There is no better time to than the New Year to kick off a redesigned website. This age of electronic media brings our membership closer together on topics and issues of interest.
Our newly formatted website is less cluttered, easier to read, contains active information from the National Rifle Association and the United States Sportsmen Alliance. Our ever growing Facebook page can also be accessed from the LKS website. The LKS Facebook page is a family oriented and is open to all. This is the perfect spot to ask a question, post a picture of your recent hunting or fishing trip or just to stay abreast of up to the minute news.
Visit the “Store” to pick up those one-of-a-kind League of Kentucky Sportsmen items. T-Shirts, Camp Chairs, Cutlery and more make great gifts for birthdays, anniversaries, and holidays or just to say thank you!
Renew your annual membership or sign up your friends and family on the website. You can even join the NRA from our website. Did you know that the League of Kentucky Sportsmen is the designated Statewide Affiliate for the National Rifle Association? That’s right; the League of Kentucky Sportsmen represents over 68,000 NRA members from across the state!
So while temperatures are plummeting and the wind is howling take a few minutes to experience all the latest features and benefits of the League of Kentucky Sportsmen!
Warm Barrels & Tight Lines,
Mark Nethery President
It’s been several months since I put pen to paper, make that fingers to keyboard. As much as I hate to keep up with the headlines, I do.
In just a few short months since my last writing we have seen government managed health care crash before ever getting off the runway, the NSA is listening to everyone’s phone calls, the Middle East is still in turmoil, Miley Cyrus is twerking uncontrollably, Nelson Mandela has passed away, it was announced that the Superbowl could potentially be played on a weekday if there is inclement weather and Phil Robertson of Duck Dynasty was just booted off his own show. The travesty of it all.
I like to focus on the positive…it keeps my blood pressure down and I sleep better at night.
While the rest of the world is embroiled in headlines, those that enjoy our Commonwealth’s great outdoors, hunting, fishing, trapping, recreational shooting or just enjoying the view; have a lot to smile about.
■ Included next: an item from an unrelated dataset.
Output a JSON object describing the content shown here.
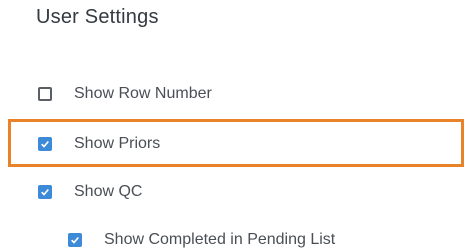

Where do I start? Fall started with some spectacular foliage, a little sprinkle of snow and great temperatures to enjoy outside. Sportsmen and women of the Commonwealth are enjoying a record deer harvest, the first dedicated archery bear season was a success, Lake Cumberland is well on the mend from the dam project and reports from small game hunters seem to reflect a continued rebound in populations. Life is good for the sportsmen in Kentucky.
I still haven’t given you a good excuse as to why I am so tardy in delivering this message. It isn’t a factor of being lazy as I‘ve been quite busy. My health is good, plenty of fresh air, lots of exercise outdoors…mmm, maybe that’s the real reason.
The fact of the matter is I have many excuses, with most being found two paragraphs back. If enjoying the outdoors, hunting, fishing, working dogs or simply enjoying the view is culpable, then that’s my excuse and I hope it is your excuse also. Use it well and encourage others to do the same.
Warm Barrels & Tight Lines.
October is a magical time of year, one of my favorites.
Days grow shorter and shadows grow longer. Nights are cold and days are refreshing. The smell of a campfire and the glow of the flames bounce off our faces as we take in the night sky of twinkling lights.
This is the time of year that the sportsmen and women of our Commonwealth relish in the splendor of our country sides. more »
I had a softer, more gentle, politically correct letter written for this month but I have wadded it up and thrown it in the trash…much like what many have tried to do with our with our 2nd Amendment Rights.
I believe in the 2nd Amendment, I think you believe in the 2nd Amendment; but many in Washington, D.C. apparently do not believe in the 2nd Amendment. more »
Tomorrow morning I want you to walk out your door, close your eyes, take a deep breath, exhale and open your eyes.
Ask yourself if you are looking at the same world as just a few seconds before.
The answer is No. more »